As you have figured out by now I usually spend a lot of time getting things straightened out in the barn on Sunday. That practice was definitely sprung out of getting ready for the work week, which may not be necessary anymore. So this Sunday I started as usual with throwing down hay and getting morning chores done. After regular feeding chores I fooled around doing some necessary clean up items, first clean the waterers, the sheep and camelids get hay in their water, not sure why. Their waterers are much larger then the others, about 5 gallons. I have been meaning to change them, ever since I bought those two waterers they have been a pain, the connections are so bad, I finally gave up on the one shared by the camelids and the donkey and just turn on the hose to fill it twice a day. They have no drain and must be scooped out by hand into a pail. There are 11 waterers all together including the cows, the one the chickens use is usually cleaned out daily, the cows all have push button waterers, some times they get hay in them but mostly keep them clean.
The next chore was to get bedding pushed down ready for when I clean out the calves and cows, that didn't take long. Before I started the heavy duty shoveling I ran up to the house and filled my water bottle and got my big mason mug full of tea. I usually start by getting the ramp from the door the the rest of the ramp in place, then the gate in place so the cows would be out of the way, and checking the pile ramps, there is usually a lot of composting that goes on out there so sometimes you need to build the support back up by moving the pile ramp and dumping several wheelbarrow loads then spreading them out, and replacing the ramp. It is surprising how much composting goes on when it was below freezing all week and in the single numbers at night.
I started with the calves, junipers calf is such a twit, she just flat out refuses to move away from the wall, so it is a pain to try to get her stall all cleaned out while she is standing on what you want to remove, but I finally got it done. Then on to the cows, I had only been over there for about 45 minutes when I got a call from my neighbor who was having trouble with a cow birthing. It was a heifer, and the calf presented wrong, the front legs were both pointing back, the calf was dead. He said they both had been trying to help for a couple hours, so I said I would go up and try to get the legs lined up, before they lost the cow too, he was thinking they would have to put her down if they couldn't get the calf out.

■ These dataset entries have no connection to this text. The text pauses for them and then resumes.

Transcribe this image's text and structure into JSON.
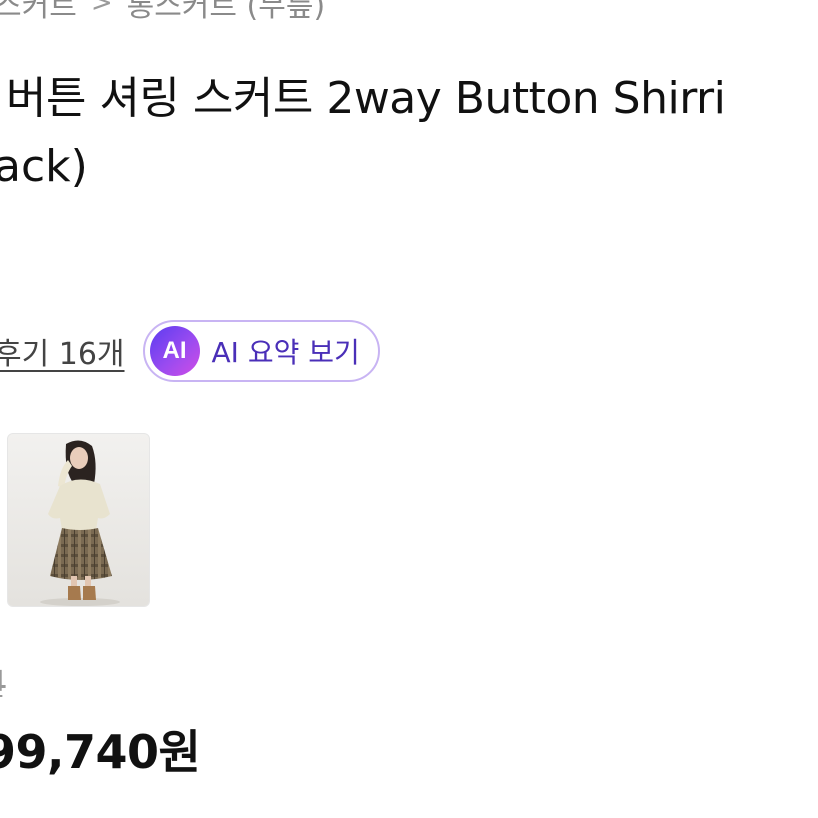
{
  "breadcrumb": {
    "parent": "스커트",
    "separator": ">",
    "current": "롱스커트 (무릎)"
  },
  "product": {
    "title_line1": "버튼 셔링 스커트 2way Button Shirri",
    "title_line2": "ack)"
  },
  "reviews": {
    "link_label": "후기 16개"
  },
  "ai_summary": {
    "badge": "AI",
    "label": "AI 요약 보기"
  },
  "thumbnail": {
    "alt": "product-thumbnail"
  },
  "price": {
    "original": "원",
    "sale": "99,740원"
  }
}
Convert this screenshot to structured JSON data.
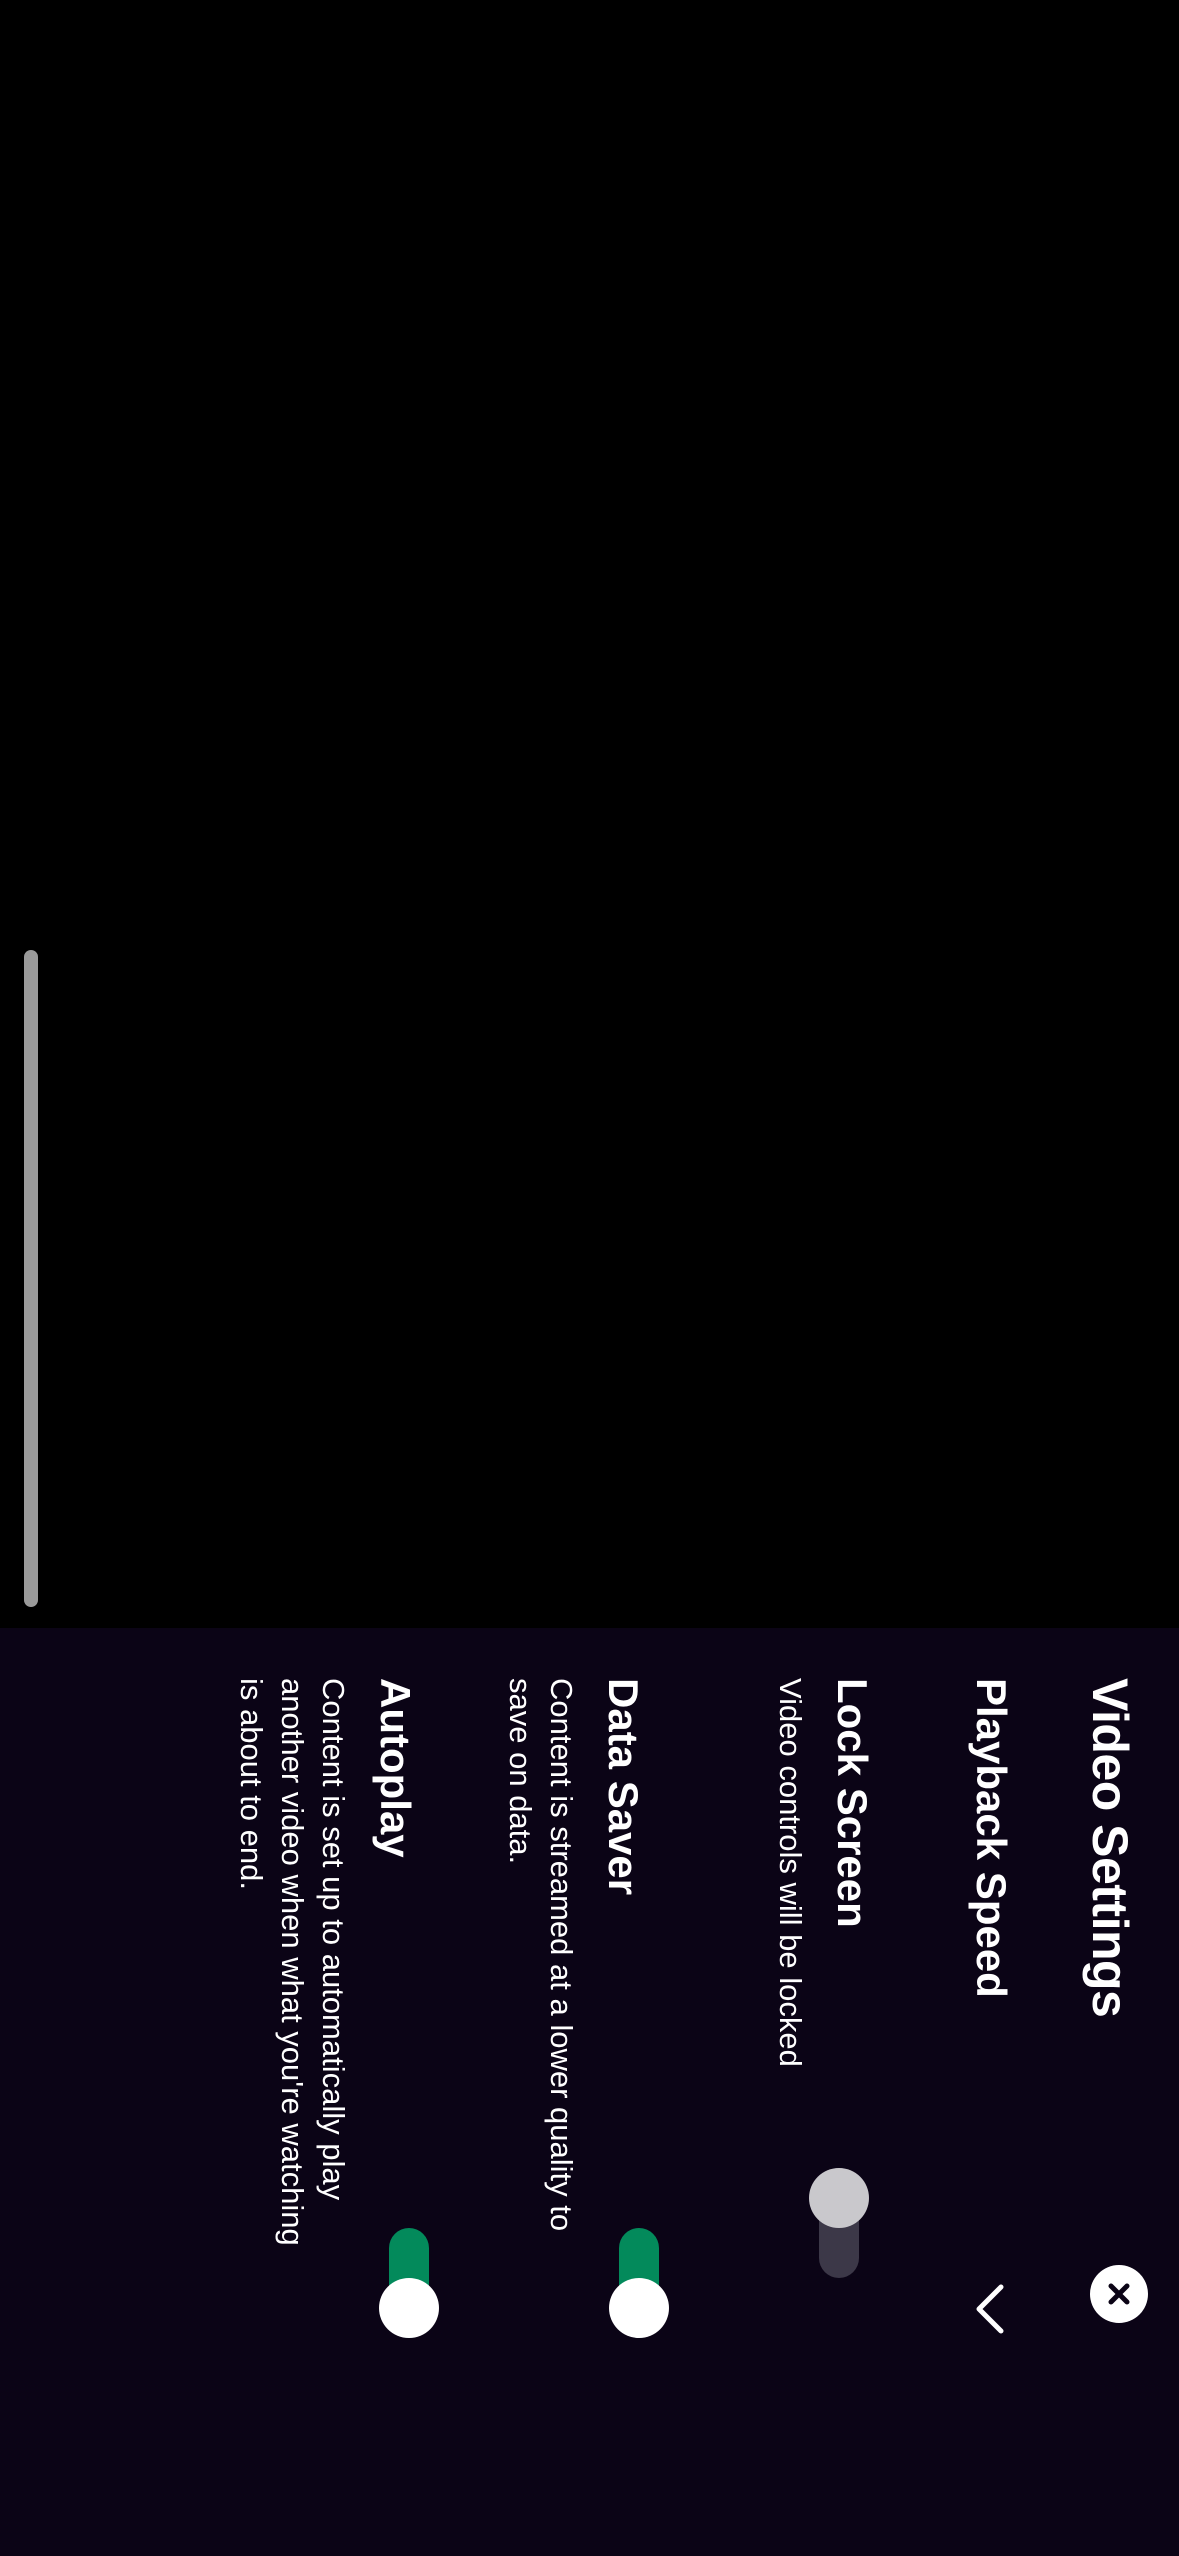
{
  "panel": {
    "title": "Video Settings"
  },
  "settings": {
    "playback_speed": {
      "label": "Playback Speed"
    },
    "lock_screen": {
      "label": "Lock Screen",
      "description": "Video controls will be locked",
      "enabled": false
    },
    "data_saver": {
      "label": "Data Saver",
      "description": "Content is streamed at a lower quality to save on data.",
      "enabled": true
    },
    "autoplay": {
      "label": "Autoplay",
      "description": "Content is set up to automatically play another video when what you're watching is about to end.",
      "enabled": true
    }
  },
  "colors": {
    "sheet_background": "#0b0416",
    "toggle_on": "#038a5b",
    "toggle_off_track": "#3c3848"
  },
  "icons": {
    "close": "close-icon",
    "expand": "chevron-down-icon"
  }
}
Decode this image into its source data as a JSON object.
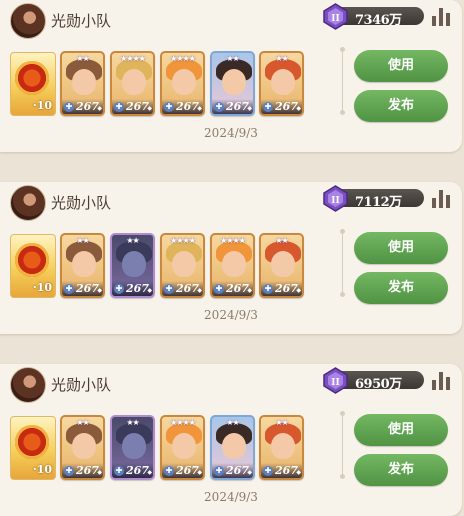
{
  "teams": [
    {
      "name": "光勋小队",
      "power": "7346万",
      "emblem_level": "10",
      "heroes": [
        {
          "stars": "★★",
          "level": "267",
          "hair": "#8a5a3a",
          "frame": "gold"
        },
        {
          "stars": "★★★★",
          "level": "267",
          "hair": "#e0b45a",
          "frame": "gold"
        },
        {
          "stars": "★★★★",
          "level": "267",
          "hair": "#f0953a",
          "frame": "gold"
        },
        {
          "stars": "★★",
          "level": "267",
          "hair": "#3a2a26",
          "frame": "blue"
        },
        {
          "stars": "★★",
          "level": "267",
          "hair": "#d8582e",
          "frame": "gold"
        }
      ],
      "date": "2024/9/3",
      "use_label": "使用",
      "publish_label": "发布"
    },
    {
      "name": "光勋小队",
      "power": "7112万",
      "emblem_level": "10",
      "heroes": [
        {
          "stars": "★★",
          "level": "267",
          "hair": "#8a5a3a",
          "frame": "gold"
        },
        {
          "stars": "★★",
          "level": "267",
          "hair": "#3a3a5a",
          "frame": "purple"
        },
        {
          "stars": "★★★★",
          "level": "267",
          "hair": "#e0b45a",
          "frame": "gold"
        },
        {
          "stars": "★★★★",
          "level": "267",
          "hair": "#f0953a",
          "frame": "gold"
        },
        {
          "stars": "★★",
          "level": "267",
          "hair": "#d8582e",
          "frame": "gold"
        }
      ],
      "date": "2024/9/3",
      "use_label": "使用",
      "publish_label": "发布"
    },
    {
      "name": "光勋小队",
      "power": "6950万",
      "emblem_level": "10",
      "heroes": [
        {
          "stars": "★★",
          "level": "267",
          "hair": "#8a5a3a",
          "frame": "gold"
        },
        {
          "stars": "★★",
          "level": "267",
          "hair": "#3a3a5a",
          "frame": "purple"
        },
        {
          "stars": "★★★★",
          "level": "267",
          "hair": "#f0953a",
          "frame": "gold"
        },
        {
          "stars": "★★",
          "level": "267",
          "hair": "#3a2a26",
          "frame": "blue"
        },
        {
          "stars": "★★",
          "level": "267",
          "hair": "#d8582e",
          "frame": "gold"
        }
      ],
      "date": "2024/9/3",
      "use_label": "使用",
      "publish_label": "发布"
    }
  ],
  "colors": {
    "button_green": "#5fa552",
    "background": "#ebe3d5",
    "card": "#f8f3ea"
  }
}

I got up there and went in the milk room and got shoulder gloves, I brought twine with me, when I went out in the barn it was cold, burr. They had put hay down for me knowing I have a hard time with my knee. I had to take my jacket off, and my Fitbit, then put the glove on, for some reason I always use my left hand in the glove. The head was out, so I pushed it back in. Then went in looking for a leg, both legs were laying right back along the belly, nothing like having your arm up a cow all the way to your armpit. I got hold of one hoof and got it pulled forward, tied twine around it so we would lose it again. There was something wrong with the calves shoulder, and it was a very small calf, I could not bring the other leg up, so we decided to try delivering it like that. With steady pulling during her contractions the foot stayed in place and the head came out. The cow was a trooper, she pushed massively and slowly the shoulder came out, then the rest of the calf slid right out. I could see the calves back legs were deformed also, so I guess it just wasn't meant to be. The cow was exhausted, I let them pull her back upright, and she started eating hay just as fast as she could get it stuffed in. It was getting late so I went and cleaned up, picked up my milk, and dropped off the two boxes of bread, then off to home. It was too dark to finish shoveling, so I went to the house and got a cup of tea and sat for a while, I was exhausted too, that is hard work. My hand is bruised all over the back from the contractions while I was too close to hip bones.
I got a call later to tell me the cow was up and eating and drinking and to thank me again for saving the cow. I am so glad she is alright, I have a hard time giving up on an animal that needs help, as you might have noticed by now. He asked if I noticed the calves back legs were deformed, I said yes, the shoulder was also deformed, it was a little dark in there by the time we were done.
I didn't start night chores until 8:30, first I put dough in the bread machine for homemade pizza so it would be ready when I got done. The cows were out, but chores didn't take long, guess I was moving fast so I could get done and get something to eat. I ate a good breakfast but lunch was missing some where around delivering the calf. I was offered food up there when we got done, but didn't really want to stop. The pizza with mushrooms, black olives and homemade sausage was really good!
Today's picture is Bud the Llama and Spice the Alpaca